For the entries that follow, count the lines containing the string "this" and write only the number.

> **Web page and app entries**:
--------------------------------------------------

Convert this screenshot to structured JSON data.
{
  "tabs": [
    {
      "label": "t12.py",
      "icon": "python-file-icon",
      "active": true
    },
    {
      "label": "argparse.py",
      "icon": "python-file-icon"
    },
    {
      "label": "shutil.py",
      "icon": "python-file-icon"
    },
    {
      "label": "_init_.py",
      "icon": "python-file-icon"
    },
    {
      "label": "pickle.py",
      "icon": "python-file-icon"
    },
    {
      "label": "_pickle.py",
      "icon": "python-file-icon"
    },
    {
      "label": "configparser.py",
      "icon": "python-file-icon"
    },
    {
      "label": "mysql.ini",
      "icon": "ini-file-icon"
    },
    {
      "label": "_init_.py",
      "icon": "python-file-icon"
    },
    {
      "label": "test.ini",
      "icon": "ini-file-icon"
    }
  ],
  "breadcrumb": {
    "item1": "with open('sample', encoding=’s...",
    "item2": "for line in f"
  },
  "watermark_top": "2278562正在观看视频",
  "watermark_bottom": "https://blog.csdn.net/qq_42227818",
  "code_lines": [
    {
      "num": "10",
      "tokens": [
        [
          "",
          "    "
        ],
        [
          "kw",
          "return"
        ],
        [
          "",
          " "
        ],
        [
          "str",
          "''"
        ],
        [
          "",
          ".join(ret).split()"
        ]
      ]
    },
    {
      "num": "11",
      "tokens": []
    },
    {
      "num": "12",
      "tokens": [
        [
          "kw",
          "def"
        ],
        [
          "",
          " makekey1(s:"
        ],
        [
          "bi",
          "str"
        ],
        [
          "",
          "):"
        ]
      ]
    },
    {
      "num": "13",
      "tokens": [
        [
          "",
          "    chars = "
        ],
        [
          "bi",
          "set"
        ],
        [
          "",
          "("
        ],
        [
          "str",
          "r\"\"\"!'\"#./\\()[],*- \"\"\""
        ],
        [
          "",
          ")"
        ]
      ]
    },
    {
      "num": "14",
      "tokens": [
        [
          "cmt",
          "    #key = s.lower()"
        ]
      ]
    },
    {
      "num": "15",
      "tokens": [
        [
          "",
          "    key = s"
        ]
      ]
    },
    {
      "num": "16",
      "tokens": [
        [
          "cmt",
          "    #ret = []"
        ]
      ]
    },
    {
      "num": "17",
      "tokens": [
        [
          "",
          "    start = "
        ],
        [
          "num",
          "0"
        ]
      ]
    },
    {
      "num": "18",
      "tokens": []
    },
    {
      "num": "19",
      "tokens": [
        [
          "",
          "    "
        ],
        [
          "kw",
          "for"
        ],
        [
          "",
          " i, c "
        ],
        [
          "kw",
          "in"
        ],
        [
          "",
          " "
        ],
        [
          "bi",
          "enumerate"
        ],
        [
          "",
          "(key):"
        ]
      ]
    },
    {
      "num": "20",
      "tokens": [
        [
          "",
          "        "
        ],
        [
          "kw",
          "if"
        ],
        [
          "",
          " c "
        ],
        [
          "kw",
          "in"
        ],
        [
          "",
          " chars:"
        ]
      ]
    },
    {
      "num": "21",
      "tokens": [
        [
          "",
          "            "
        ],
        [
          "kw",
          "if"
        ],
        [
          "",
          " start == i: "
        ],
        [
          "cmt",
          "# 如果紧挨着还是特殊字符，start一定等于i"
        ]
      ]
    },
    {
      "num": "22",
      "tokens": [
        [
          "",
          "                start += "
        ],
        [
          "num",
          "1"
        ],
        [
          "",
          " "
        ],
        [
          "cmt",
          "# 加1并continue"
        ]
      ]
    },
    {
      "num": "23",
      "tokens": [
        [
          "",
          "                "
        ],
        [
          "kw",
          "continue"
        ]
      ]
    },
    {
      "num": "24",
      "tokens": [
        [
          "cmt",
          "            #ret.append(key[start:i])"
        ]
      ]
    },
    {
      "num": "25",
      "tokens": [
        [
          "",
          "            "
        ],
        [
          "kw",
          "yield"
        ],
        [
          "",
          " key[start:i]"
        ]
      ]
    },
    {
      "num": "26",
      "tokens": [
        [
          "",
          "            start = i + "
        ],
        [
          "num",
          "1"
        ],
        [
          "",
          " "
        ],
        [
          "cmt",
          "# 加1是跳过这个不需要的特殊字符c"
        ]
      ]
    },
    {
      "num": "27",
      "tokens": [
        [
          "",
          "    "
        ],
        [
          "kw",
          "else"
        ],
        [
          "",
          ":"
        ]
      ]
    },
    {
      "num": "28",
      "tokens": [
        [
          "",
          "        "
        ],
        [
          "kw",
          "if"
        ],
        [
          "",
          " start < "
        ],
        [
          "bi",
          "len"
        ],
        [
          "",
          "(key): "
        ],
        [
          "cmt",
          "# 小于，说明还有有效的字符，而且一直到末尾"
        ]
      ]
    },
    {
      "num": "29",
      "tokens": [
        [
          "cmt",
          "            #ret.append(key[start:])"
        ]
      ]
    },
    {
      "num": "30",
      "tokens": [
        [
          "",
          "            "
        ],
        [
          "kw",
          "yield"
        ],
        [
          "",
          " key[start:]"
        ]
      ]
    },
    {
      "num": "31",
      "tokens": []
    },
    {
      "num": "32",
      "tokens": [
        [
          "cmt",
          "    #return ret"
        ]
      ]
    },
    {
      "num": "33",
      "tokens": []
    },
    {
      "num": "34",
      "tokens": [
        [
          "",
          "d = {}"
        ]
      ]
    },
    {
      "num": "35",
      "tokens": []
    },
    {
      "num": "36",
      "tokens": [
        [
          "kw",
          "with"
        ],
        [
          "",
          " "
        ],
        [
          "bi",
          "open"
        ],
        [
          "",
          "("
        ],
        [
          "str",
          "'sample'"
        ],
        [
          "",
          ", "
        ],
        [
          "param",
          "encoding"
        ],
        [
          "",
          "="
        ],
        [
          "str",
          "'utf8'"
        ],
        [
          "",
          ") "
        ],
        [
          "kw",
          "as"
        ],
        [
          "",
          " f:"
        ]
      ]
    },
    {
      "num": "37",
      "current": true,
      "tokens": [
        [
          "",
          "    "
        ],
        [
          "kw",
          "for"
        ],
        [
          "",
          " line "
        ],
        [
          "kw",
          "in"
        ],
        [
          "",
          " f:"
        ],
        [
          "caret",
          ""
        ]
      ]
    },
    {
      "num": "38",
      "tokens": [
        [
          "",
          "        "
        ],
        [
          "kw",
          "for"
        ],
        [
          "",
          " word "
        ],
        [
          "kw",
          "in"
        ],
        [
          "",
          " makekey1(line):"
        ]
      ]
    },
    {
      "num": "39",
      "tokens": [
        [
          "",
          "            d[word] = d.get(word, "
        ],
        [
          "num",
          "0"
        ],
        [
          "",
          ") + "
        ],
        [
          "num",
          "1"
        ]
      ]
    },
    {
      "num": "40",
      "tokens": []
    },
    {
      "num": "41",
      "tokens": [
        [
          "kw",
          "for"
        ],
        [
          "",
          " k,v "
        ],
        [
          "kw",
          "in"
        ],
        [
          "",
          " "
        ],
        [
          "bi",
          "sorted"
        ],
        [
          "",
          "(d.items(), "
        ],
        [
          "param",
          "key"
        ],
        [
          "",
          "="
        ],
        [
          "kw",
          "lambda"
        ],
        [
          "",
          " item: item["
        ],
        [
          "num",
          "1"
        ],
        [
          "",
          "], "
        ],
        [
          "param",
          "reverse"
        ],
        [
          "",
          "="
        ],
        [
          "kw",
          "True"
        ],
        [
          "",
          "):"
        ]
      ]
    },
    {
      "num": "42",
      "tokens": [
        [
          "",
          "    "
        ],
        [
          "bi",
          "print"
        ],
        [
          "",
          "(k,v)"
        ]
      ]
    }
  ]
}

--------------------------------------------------

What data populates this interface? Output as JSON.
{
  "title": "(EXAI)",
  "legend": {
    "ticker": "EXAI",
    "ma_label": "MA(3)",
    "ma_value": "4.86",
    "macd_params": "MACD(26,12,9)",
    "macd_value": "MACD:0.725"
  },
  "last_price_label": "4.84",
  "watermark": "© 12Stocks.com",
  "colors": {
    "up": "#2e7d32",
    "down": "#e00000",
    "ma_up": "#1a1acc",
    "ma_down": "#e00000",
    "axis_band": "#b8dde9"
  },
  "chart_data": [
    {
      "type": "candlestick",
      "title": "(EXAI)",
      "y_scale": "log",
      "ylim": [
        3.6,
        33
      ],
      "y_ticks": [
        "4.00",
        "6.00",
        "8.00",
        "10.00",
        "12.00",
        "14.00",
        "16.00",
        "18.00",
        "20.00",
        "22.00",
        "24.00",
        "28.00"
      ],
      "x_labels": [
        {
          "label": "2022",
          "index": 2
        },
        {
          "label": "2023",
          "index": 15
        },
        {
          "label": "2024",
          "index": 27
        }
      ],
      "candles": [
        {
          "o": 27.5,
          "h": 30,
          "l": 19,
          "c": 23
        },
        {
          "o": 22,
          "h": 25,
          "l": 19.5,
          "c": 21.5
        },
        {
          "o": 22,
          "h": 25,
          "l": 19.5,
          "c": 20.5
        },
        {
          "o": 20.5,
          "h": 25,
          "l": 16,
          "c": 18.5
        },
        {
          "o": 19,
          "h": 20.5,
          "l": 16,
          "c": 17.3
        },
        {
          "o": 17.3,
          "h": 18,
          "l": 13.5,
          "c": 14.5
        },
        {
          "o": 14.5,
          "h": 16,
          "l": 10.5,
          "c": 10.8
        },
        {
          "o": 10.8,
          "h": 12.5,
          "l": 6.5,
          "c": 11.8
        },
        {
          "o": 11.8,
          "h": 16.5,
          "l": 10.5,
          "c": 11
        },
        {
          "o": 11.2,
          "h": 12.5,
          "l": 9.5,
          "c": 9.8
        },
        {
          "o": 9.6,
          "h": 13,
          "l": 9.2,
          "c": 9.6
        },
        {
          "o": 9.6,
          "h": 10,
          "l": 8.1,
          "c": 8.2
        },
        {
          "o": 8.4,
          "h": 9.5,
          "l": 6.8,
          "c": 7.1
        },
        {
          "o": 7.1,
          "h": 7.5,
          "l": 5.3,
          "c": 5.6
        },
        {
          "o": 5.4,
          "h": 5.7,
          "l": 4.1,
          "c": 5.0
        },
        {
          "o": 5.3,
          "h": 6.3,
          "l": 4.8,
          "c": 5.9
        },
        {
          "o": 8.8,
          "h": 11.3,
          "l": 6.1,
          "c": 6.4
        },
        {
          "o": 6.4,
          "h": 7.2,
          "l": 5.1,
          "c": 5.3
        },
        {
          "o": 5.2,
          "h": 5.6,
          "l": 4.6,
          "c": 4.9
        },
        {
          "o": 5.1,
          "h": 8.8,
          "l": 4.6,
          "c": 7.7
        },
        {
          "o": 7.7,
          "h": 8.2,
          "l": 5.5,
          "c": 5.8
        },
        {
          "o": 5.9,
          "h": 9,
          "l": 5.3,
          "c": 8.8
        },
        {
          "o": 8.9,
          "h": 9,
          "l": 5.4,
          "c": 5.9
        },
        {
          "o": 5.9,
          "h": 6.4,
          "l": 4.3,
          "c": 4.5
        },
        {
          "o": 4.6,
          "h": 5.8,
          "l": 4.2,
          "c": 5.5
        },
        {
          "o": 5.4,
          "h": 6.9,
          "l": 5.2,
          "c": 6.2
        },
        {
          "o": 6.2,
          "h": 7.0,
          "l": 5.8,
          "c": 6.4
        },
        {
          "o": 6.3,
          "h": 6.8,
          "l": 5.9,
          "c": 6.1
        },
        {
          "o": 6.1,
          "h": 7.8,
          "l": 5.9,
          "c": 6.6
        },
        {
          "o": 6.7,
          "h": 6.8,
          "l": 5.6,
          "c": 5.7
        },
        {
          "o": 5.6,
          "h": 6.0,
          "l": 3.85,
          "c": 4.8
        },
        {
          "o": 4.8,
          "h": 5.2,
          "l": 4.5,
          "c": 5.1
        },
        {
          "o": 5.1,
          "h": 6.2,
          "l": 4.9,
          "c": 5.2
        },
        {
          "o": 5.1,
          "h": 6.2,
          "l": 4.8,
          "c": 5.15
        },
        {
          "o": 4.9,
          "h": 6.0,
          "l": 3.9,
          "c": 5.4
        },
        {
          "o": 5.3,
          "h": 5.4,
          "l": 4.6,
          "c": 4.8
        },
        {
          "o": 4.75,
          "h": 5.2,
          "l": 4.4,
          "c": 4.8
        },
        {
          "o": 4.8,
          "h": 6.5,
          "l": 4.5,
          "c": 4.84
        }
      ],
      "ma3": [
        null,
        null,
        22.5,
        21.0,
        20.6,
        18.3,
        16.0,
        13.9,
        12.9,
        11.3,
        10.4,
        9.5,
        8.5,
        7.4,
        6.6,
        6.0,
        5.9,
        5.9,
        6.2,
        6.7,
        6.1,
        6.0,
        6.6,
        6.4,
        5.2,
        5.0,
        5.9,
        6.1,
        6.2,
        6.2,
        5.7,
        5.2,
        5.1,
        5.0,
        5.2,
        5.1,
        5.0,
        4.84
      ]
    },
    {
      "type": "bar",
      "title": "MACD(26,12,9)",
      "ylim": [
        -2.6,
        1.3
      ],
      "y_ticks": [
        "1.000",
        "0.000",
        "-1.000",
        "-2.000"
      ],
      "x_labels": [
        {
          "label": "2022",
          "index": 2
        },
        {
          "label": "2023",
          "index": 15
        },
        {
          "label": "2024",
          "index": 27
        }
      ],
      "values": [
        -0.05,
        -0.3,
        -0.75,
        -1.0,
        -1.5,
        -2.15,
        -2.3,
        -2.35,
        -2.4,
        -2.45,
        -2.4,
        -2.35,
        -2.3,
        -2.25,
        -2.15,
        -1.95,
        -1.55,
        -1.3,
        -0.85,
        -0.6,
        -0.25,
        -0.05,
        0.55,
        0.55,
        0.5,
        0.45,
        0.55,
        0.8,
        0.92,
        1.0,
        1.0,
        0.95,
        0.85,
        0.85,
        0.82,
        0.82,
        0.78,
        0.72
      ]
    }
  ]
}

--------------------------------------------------

> **EXPECTED ANSWER**: 2